Social Media is a valuable source of making new connections - although not everyone would agree. Would you? Has face-to-face networking still got a place?Much networking is carried out via Twitter (business) Facebook (mainly social but also some business through groups and 'pages'), Linked In (business) and other sites too numerous to mention. And let's face it. Lone working can be lonely and isolating.
Connections and links via social media do not, I feel, eat into creative and business time as much a business meetings can. I do a lot in the evenings with my small Net book computer on my knee while the TV churns out its evening schedule.
However, the value of face-to-face networking for business cannot be underestimated. Of course, it is easy to plunge into committing oneself to a huge variety of meetings that eventually, can take over your life and be detrimental to production.
Am I speaking from experience? Or is this a sweeping statement?Recently I was forced to take a step back and review my involvement with various 'hubs' of networking. Over the last few years, as I stepped into a world where I was virtually 'on my own' without the cushion and comfort of a large organisation where many meetings for planning and review were integral to my role, I embraced many new opportunities for connecting to like-minded people in my areas of business. marketing my brand (Rosalie Marsh),my products (books), my availability for speaking on both genres, and 1:1 consultations and workshop delivery for professional development.
As a writer of different genres - travel and career/employability development - I was keen to spread the word. Well, to be exact, my word and to open up areas for getting my products (books) known to a wider audience where distribution is worldwide.
On reflection and after some trial and error, it became clear what worked for me and what didn't. Recently, new opportunities have arisen not only in the writing world but the business world as well. I often hear:
'I hate Facebook. I don't want the world to know my private business etc.,' ' I don't like Twitter.' Privacy is in the user's control. Limit who can see what. Sever connections if not suitable.
Facebook business pages reach a different audience but often stem from 'friends' on the personal pages.
Twitter is a window to the world depending on which users you follow. I love to get the latest news from on line publications as it is published. I love to keep connected to family through quick posts, private or otherwise. As I write, Tweet Deck pop-ups are giving me me news from various local and national newspapers and books sites.

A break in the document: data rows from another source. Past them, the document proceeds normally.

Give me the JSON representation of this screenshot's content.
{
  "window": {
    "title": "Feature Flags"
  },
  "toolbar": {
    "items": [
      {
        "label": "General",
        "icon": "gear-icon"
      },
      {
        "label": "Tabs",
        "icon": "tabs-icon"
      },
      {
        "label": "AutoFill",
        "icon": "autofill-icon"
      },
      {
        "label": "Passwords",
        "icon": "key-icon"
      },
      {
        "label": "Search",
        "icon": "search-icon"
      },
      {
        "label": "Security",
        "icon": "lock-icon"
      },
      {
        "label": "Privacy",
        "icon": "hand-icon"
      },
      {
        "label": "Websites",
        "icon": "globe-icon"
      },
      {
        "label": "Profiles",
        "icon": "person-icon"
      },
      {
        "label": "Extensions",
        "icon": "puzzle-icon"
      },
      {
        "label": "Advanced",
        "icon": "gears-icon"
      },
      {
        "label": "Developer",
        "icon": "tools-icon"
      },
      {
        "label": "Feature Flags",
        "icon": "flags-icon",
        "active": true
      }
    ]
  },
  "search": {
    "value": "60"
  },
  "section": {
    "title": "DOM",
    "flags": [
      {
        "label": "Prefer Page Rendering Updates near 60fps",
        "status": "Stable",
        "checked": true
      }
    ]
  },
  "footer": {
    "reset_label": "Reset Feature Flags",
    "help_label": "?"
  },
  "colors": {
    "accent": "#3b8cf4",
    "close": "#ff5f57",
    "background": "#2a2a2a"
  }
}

Linked In is more for business and professional debate. It has proved very useful in reaching yet a different audience.
Local Community Radio appearances have stemmed from conversations on Facebook and Twitter.
To go back to my question 'Has face-to-face networking still got a place?' I would say yes and yes again. It is good to get out there to connect and interact in person.
Facebook has been valuable in connecting me to both writing and business groups with opportunities for face-to-face networking and connections. Twitter too, has opened up new doors and opportunities for connections. The new #Wrexham Hour on a Wednesday evening has proved successful in opening new doors with one conversation leading to a new connection which then led to a business group on Facebook.
Some of my Linked In connections - people who new me in another period of my life - have been pro-active in providing reviews for my business books.
My final message is that constant review of current approach and activities is essential. If what works for one section/area of business does not work for another - change your approach to suit the needs of that area.
But don't let it take over your life. Be disciplined.